After their birth, the boys are separated in a difficult operation. They grow up in Addis Ababa, Ethiopia, where they are raised by the loving clinic staff. One of the brothers leaves Africa to do his medical training in America. That’s not the only reason he leaves, but again, I won’t give the story away.

The characters are unforgettable, especially Dr. Ghosh, who will long remain one of my favorites. Love, politics, betrayal, revolution, family, illness and healing are all ingredients that Verghese weaves together into a beautiful, tender story. There’s nothing stylistically or thematically innovative about this novel; it’s plain good storytelling.
Abraham Verghese’s website.

The Help
by Kathryn Stockett
Abileen, one of three narrators, describes her daily and weekly tasks--polishing the silver, ironing the dress with dozens of pleats, cooking for the weekly bridge club--in detail. The two other narrators are Minny, Abileen’s irrepressible friend, who has trouble staying employed because she is “sassy”, and Miss Skeeter, a 22-year-old white woman who aspires to be a writer but still lives at home where she is bossed around by her mother. How and why the three women become friends is the core of the story.

“Help” is, of course, a euphemism for domestics, or as my mother called them “maids.” I grew up in Virginia around the time period in which Stockett’s novel is set. We had a “maid”, and, like the white characters in the book, she arrived on the bus, wore a uniform, worked all day at the duties my mother set out for her, and then returned home. That my mother had a “maid” is a huge irony. Raised on a tobacco farm in North Carolina, where she and her 10 siblings worked from and early age at chores around the house and on the farm, my mother did not belong to the Junior League, the women’s group at the church (she was an agnostic) or own a silver service that required polishing. I wonder in retrospect if she had a woman come in to do housework because it was the thing to do. And, since our house had only one bathroom, the “maid” used it as well as the family. One of the themes in the novel is the insistence by some of the white women that their houses have separate “facilities” for the “help.”
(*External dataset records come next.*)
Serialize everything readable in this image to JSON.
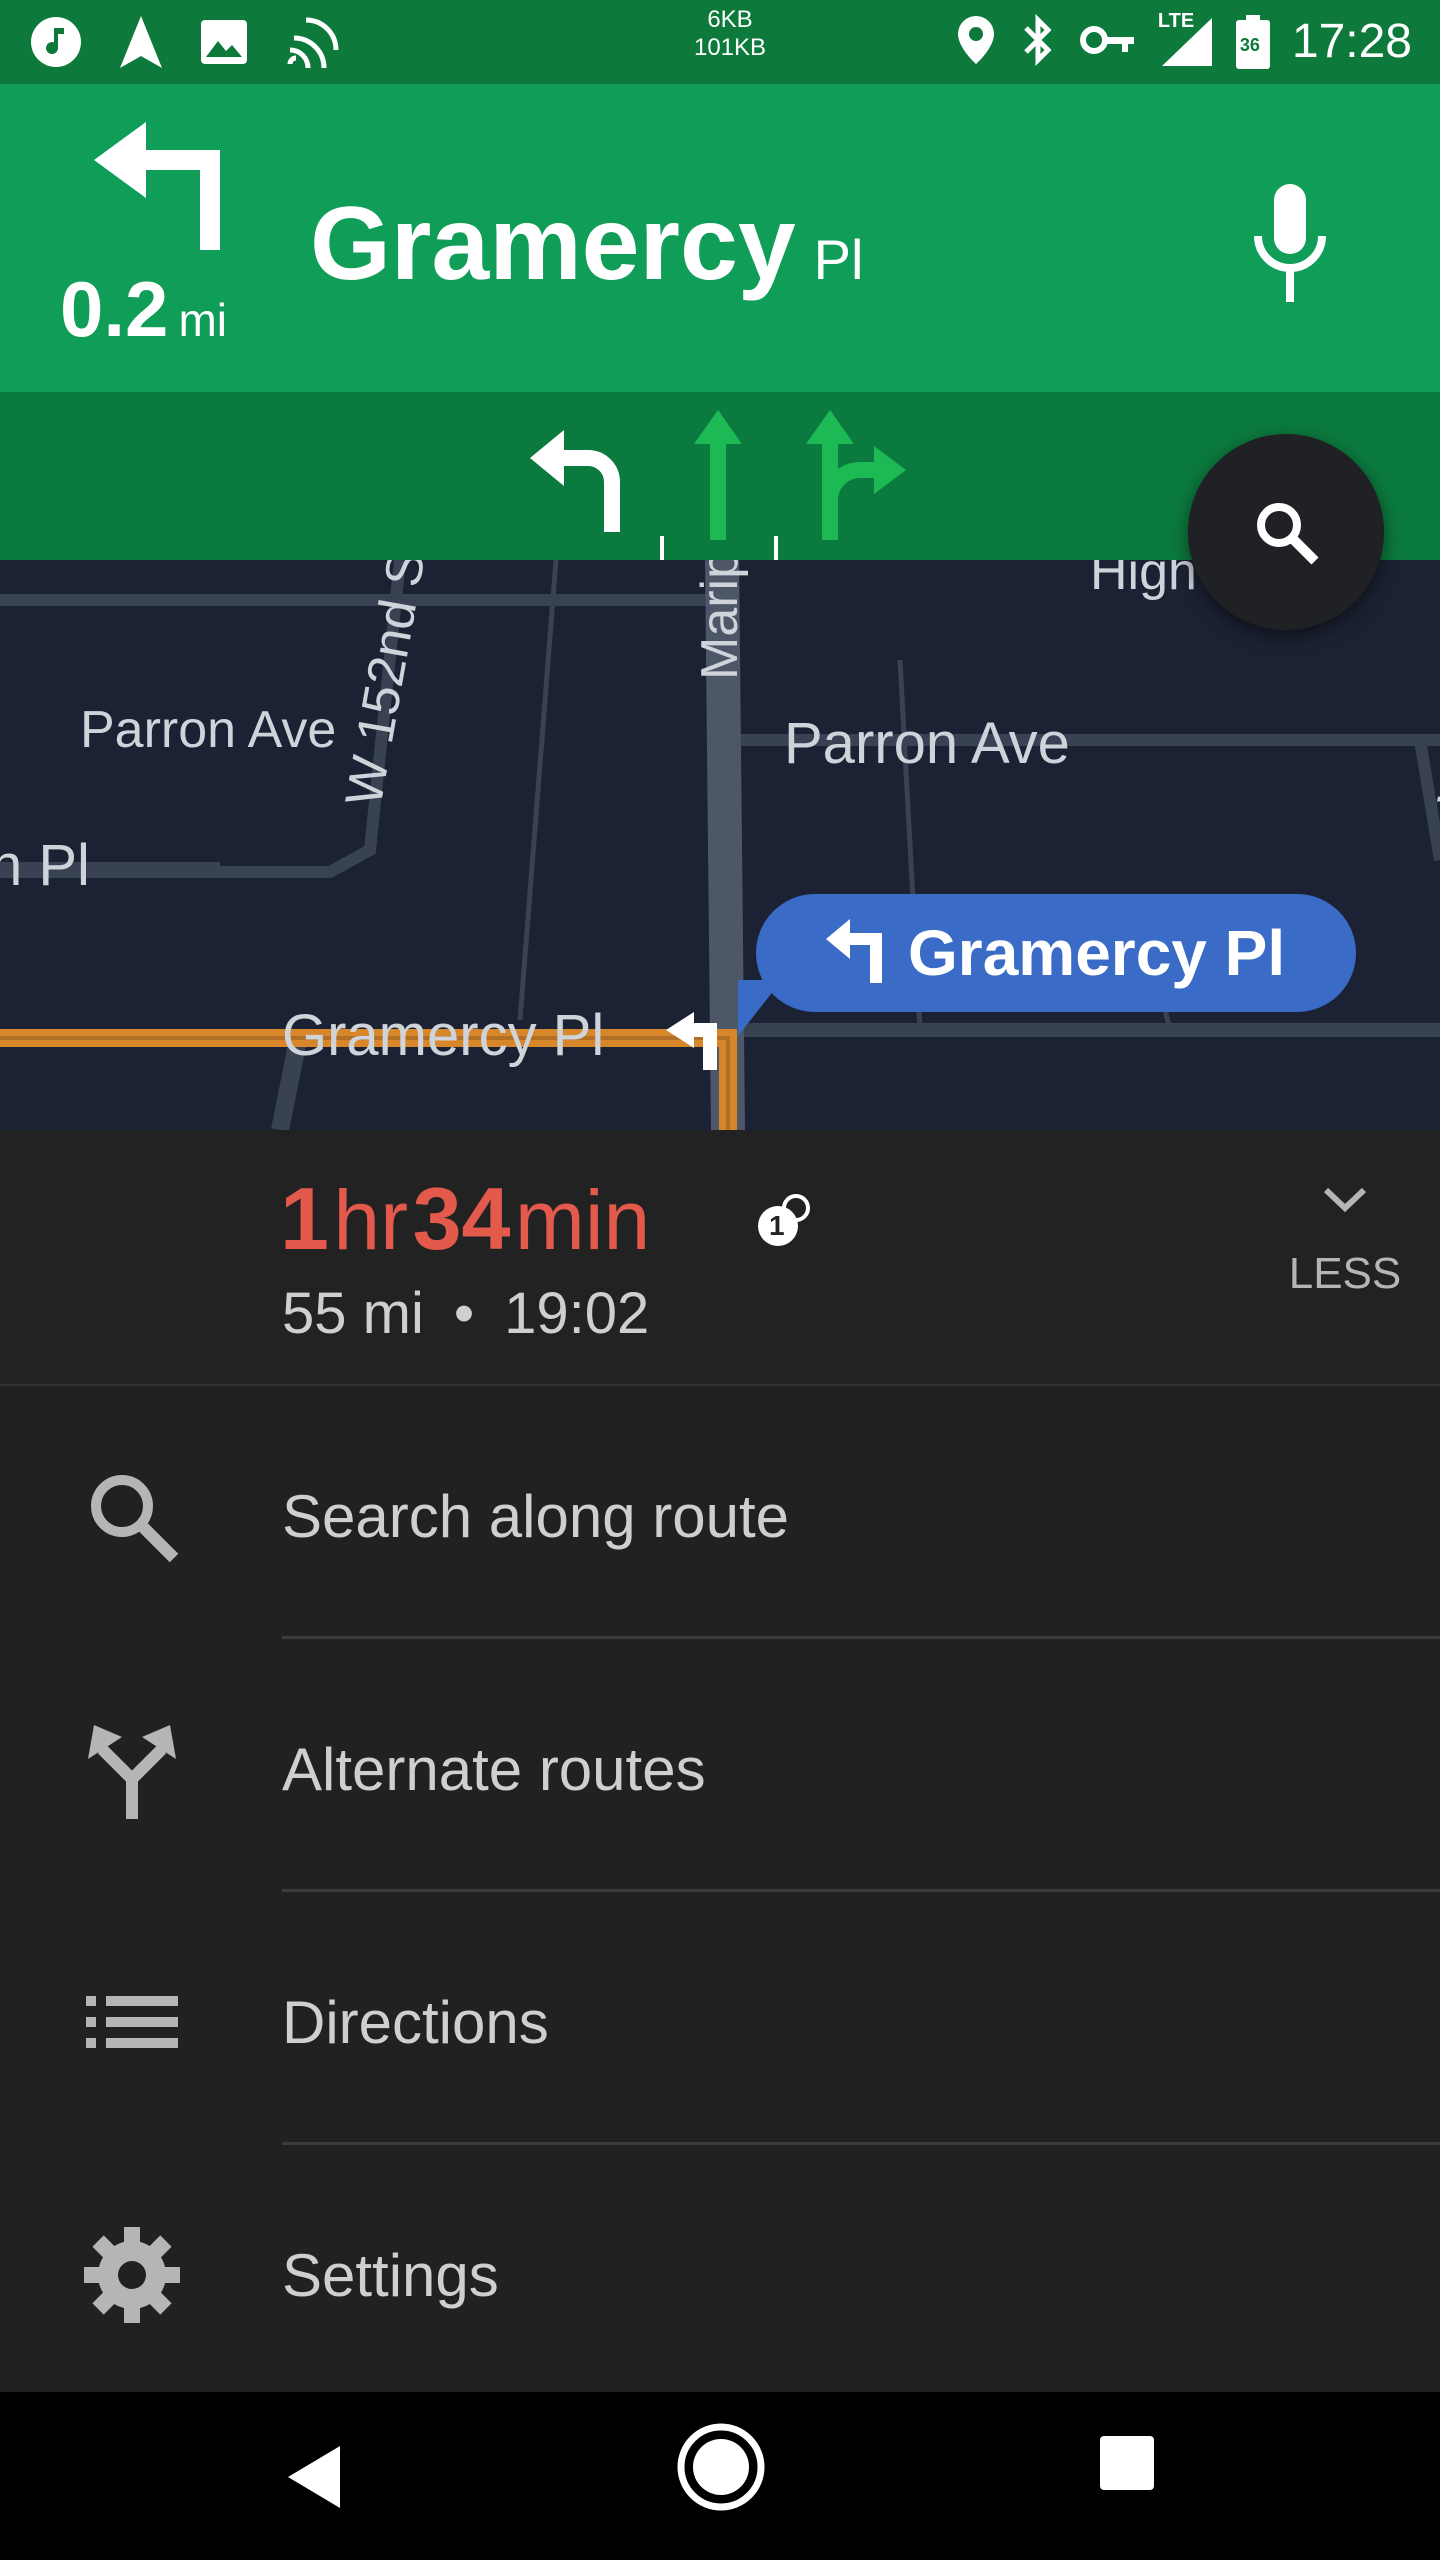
{
  "status_bar": {
    "net_up": "6KB",
    "net_down": "101KB",
    "lte": "LTE",
    "battery": "36",
    "time": "17:28",
    "icons": [
      "music-icon",
      "navigation-icon",
      "image-icon",
      "cast-icon",
      "location-icon",
      "bluetooth-icon",
      "vpn-key-icon",
      "signal-icon",
      "battery-icon"
    ]
  },
  "nav": {
    "distance_value": "0.2",
    "distance_unit": "mi",
    "street_name": "Gramercy",
    "street_suffix": "Pl",
    "turn": "turn-left-icon"
  },
  "lanes": [
    "left",
    "straight",
    "straight-right"
  ],
  "map": {
    "labels": [
      "Parron Ave",
      "W 152nd S",
      "Marip",
      "Parron Ave",
      "n Pl",
      "Gramercy Pl",
      "High",
      "W"
    ],
    "callout_text": "Gramercy Pl"
  },
  "trip": {
    "eta_hr": "1",
    "eta_hr_label": "hr",
    "eta_min": "34",
    "eta_min_label": "min",
    "distance": "55 mi",
    "separator": "•",
    "arrival": "19:02",
    "less_label": "LESS",
    "traffic_badge": "1",
    "eta_color": "#e35a4d"
  },
  "menu": [
    {
      "label": "Search along route",
      "icon": "search-icon"
    },
    {
      "label": "Alternate routes",
      "icon": "alternate-routes-icon"
    },
    {
      "label": "Directions",
      "icon": "list-icon"
    },
    {
      "label": "Settings",
      "icon": "gear-icon"
    }
  ],
  "colors": {
    "header_green": "#0f9d58",
    "lane_green": "#0b7a3e",
    "route_orange": "#d8862a",
    "callout_blue": "#3a6bc6"
  }
}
I cringed at the meanness of the hoity-toity, backbiting white socialites and thought their characters were stereotyped and exaggerated, but who am I to say? I’m sure there were white women like that in the South (and elsewhere) in the sixties.

I do know about the reality of Jim Crow laws. Like the white characters in the book who know nothing about the personal lives, joys and sorrows of their domestics, I doubt if my mother knew much about her “maid’s” life. She was one of the black women and men who traveled to the white neighborhoods to work, but who could not live there. There were no African-Americans in the public schools I attended.

Although Stockett describes the characters listening to news accounts of sit-ins at lunch counters and James Meredith integrating the university, this is not political commentary. It’s a book about loyalty, generosity and about smart, proud and determined women with grit. The women are the strength of the book, and I loved them.

I would characterize this as fiction that would be of interest almost exclusively to women. I can’t imagine many male readers picking this up. Read the New York Times review.
Kathryn Stockett’s website.

Friday, June 5, 2009

Recommendations from Julie

The Little Sleep by Paul Tremblay
This was a fascinating detective story! The detective has narcolepsy which makes getting a case and solving it very hard. I can’t wait to read Tremblay’s next book!

The Suspicions of Mr. Whicher by Kate Summerscale
It was very interesting to look at the beginnings of detective fiction by looking at a true crime that took place in Victorian times. It's rather amazing that one case could have the impact on a society to create in the imaginations of writers an entire genre of fiction.